++++ Exercise material ++++
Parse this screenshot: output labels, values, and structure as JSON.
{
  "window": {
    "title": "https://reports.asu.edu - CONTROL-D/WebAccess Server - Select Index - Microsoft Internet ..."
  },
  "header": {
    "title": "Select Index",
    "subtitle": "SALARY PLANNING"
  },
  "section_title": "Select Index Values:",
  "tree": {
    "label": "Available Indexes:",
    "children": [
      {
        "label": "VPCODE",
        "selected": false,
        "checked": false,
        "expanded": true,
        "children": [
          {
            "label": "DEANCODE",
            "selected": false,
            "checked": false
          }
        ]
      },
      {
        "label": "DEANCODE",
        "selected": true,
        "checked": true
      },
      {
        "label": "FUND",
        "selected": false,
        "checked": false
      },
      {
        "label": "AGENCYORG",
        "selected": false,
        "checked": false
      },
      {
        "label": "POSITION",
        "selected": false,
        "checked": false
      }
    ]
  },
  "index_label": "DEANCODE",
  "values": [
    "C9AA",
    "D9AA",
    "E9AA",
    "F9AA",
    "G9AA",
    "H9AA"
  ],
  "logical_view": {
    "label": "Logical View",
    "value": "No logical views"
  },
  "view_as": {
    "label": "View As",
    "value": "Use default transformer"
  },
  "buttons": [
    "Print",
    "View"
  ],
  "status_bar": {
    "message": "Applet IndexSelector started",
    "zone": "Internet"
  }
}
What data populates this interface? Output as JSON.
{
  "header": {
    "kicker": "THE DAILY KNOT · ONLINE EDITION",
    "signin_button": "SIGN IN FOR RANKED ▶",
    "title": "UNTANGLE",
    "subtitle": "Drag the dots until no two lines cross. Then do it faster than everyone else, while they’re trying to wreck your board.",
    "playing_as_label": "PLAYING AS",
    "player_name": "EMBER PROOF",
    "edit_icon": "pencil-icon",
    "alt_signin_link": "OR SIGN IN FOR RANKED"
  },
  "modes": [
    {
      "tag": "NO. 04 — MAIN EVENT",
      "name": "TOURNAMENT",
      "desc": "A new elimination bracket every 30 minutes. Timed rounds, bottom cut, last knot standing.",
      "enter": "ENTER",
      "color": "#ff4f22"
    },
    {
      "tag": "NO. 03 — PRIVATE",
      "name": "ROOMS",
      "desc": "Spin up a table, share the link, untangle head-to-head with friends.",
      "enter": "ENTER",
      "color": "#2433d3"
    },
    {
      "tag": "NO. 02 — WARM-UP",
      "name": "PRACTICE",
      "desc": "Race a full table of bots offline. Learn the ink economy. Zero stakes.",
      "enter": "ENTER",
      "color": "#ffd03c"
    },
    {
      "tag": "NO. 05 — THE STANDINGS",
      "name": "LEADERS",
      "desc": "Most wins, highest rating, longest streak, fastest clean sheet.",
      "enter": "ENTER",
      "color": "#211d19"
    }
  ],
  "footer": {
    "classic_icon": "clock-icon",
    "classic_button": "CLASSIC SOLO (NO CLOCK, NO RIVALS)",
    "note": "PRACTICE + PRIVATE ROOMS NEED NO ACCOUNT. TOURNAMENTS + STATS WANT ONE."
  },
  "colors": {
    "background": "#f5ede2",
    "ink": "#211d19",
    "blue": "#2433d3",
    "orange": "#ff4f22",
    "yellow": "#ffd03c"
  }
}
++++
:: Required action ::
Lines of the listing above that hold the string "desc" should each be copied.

:: The answer ::
      "desc": "A new elimination bracket every 30 minutes. Timed rounds, bottom cut, last knot standing.",
      "desc": "Spin up a table, share the link, untangle head-to-head with friends.",
      "desc": "Race a full table of bots offline. Learn the ink economy. Zero stakes.",
      "desc": "Most wins, highest rating, longest streak, fastest clean sheet.",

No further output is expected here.